The Jaffa Port and Clock Tower
At the threshold of the city lies the Jaffa Clock Tower, unveiled in 1903, and built in honor of the sultan’s jubilee. The diverse inhabitants of the city traded goods and socialized with each other, but the church or mosque was still the dominant domain of their daily lives. Thus, the building of the limestone clock tower marked a major cultural shift: for the first time in the city’s history, Jews, Christians and Muslims alike were heeding the ring of the same bell, rather than exclusively that of a house of worship. Civilian life was now at the heart of the city of commerce and a steady, common ring marked the passing hours.
With the ubiquity of hand watches and iPhones, one might be tempted to dismiss the Clock Tower as a mere relic of the past. Yet just as the North Star can help guide a lost traveler, so the Clock Tower can orient modern explorers as they venture through the hidden alleyways, craftsmen’s shops, and treasured flea market behind the ancient stone walls of Jaffa.
The Namal (Port)
The pride of Jewish-Greek craftsmen, the main Yaffa port expanded in 1936 to then-fledgling Tel Aviv. The Port quickly became known as the glorious frontier of the East, shipping goods to and from distant lands. Yet what had been created out of economic necessity quickly stirred the public romantic imagination of the time. Eminent poets sang the Port’s praises, including Lea Goldberg in her Song of the Port: ‘A thousand hands unload and build / we conquer the seashore and the wave / we are building a harbor here!’
While the Port today has outgrown its primary function as a shipping hub, its fusion of commerce and romance continues to delight the senses. By day, sojourners can shop at high-end stores, dine at excellent restaurants, or pick up fresh grub from the indoor market on the sprawling promenade. Then by night, they may stroll to the old Reading lighthouse and listen to the waves’ eternal song.
Whether it’s 1948 or 2015, the spirit of the nation at the time always originates from Rothschild Boulevard. Just a little over 100 years ago, 66 families sat on the sand dunes and drew plots of land for themselves using seashells. A year later, the promised houses were built on the length of land, which was named Rothschild Boulevard after the French banking baron of the same name. The Boulevard would later become the site of the famed Independence Hall, where Prime Minister Ben Gurion declared national independence to a crowd of buzzing onlookers and which today stands preserved as a museum.
In recent years, much of the Bauhaus-style architecture on the Boulevard has been carefully restored to its former pristine glory, proving the city’s sanctity for its relatively young past. Yet Israel’s modern national identity is still shaped by and created in the Boulevard, as its leafy streets transitioned from representing statesmanship to the start-up nation. Today, it’s a swinging center where talented musicians gather to perform for a dancing crowd, locals lounge on beach chairs and everyone enjoys the historic and hip charm of the White City.

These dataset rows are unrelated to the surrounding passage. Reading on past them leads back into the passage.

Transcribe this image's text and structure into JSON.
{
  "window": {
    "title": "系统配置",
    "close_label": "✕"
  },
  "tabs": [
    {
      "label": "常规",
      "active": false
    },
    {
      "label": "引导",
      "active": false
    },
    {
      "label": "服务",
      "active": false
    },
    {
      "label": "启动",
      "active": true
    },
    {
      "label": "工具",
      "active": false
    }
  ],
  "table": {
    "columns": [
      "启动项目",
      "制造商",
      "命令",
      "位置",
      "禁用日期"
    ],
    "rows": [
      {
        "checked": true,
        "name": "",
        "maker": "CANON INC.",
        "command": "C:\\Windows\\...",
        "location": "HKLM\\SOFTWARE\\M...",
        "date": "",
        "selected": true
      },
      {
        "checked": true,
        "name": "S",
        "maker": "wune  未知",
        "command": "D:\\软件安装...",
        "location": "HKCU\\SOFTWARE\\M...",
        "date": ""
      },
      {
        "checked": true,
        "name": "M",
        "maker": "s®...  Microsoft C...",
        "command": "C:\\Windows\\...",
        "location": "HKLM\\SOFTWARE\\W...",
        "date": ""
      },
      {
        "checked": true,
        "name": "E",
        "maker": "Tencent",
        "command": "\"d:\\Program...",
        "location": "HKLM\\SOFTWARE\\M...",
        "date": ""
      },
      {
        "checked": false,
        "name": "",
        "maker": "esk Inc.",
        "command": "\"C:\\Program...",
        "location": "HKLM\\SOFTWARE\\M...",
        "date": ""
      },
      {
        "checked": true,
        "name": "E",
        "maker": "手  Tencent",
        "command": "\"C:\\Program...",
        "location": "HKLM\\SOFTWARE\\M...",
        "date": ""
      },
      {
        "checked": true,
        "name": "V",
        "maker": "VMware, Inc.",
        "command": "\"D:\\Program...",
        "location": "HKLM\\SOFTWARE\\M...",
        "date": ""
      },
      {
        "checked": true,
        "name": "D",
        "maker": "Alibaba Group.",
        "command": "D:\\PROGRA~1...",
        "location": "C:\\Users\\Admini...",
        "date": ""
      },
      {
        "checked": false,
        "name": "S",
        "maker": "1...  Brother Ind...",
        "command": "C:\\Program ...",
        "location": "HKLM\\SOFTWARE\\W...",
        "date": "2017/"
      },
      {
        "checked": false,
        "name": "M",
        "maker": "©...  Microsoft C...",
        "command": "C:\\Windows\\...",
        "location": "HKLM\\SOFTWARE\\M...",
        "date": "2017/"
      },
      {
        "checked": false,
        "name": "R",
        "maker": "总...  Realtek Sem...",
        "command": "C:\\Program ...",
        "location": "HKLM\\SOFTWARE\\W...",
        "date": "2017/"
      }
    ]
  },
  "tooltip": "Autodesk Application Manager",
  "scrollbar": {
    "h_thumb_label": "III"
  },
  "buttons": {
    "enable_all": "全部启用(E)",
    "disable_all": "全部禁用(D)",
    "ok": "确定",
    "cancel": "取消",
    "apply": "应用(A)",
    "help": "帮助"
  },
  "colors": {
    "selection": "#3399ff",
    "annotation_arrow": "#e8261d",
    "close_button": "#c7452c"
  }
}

Dizengoff Square was built in 1936 as a bucolic garden with shaded benches, surrounded by a roundabout. Passersby found refuge from the buzzing shops and scorching Mediterranean sun by taking a stroll under the park’s leafy trees. The space became known as ‘the Étoile of Tel Aviv’ as its form – a meeting point of six streets – resembled a star. Yet idyll gave way to the demands of a growing city, and by the 1970s the Square was transformed into the raised civilian plaza known today, with a current of traffic rushing below. And in spite of complaints by locals, who are always well-known for their tendency to resist drastic changes, the alteration actually injected new life into the city. In fact, the 1983 addition of Yaacov Agam’s kinetic sculpture fountain, Fire and Water, transformed the Square into an iconic symbol of Tel Aviv innovation.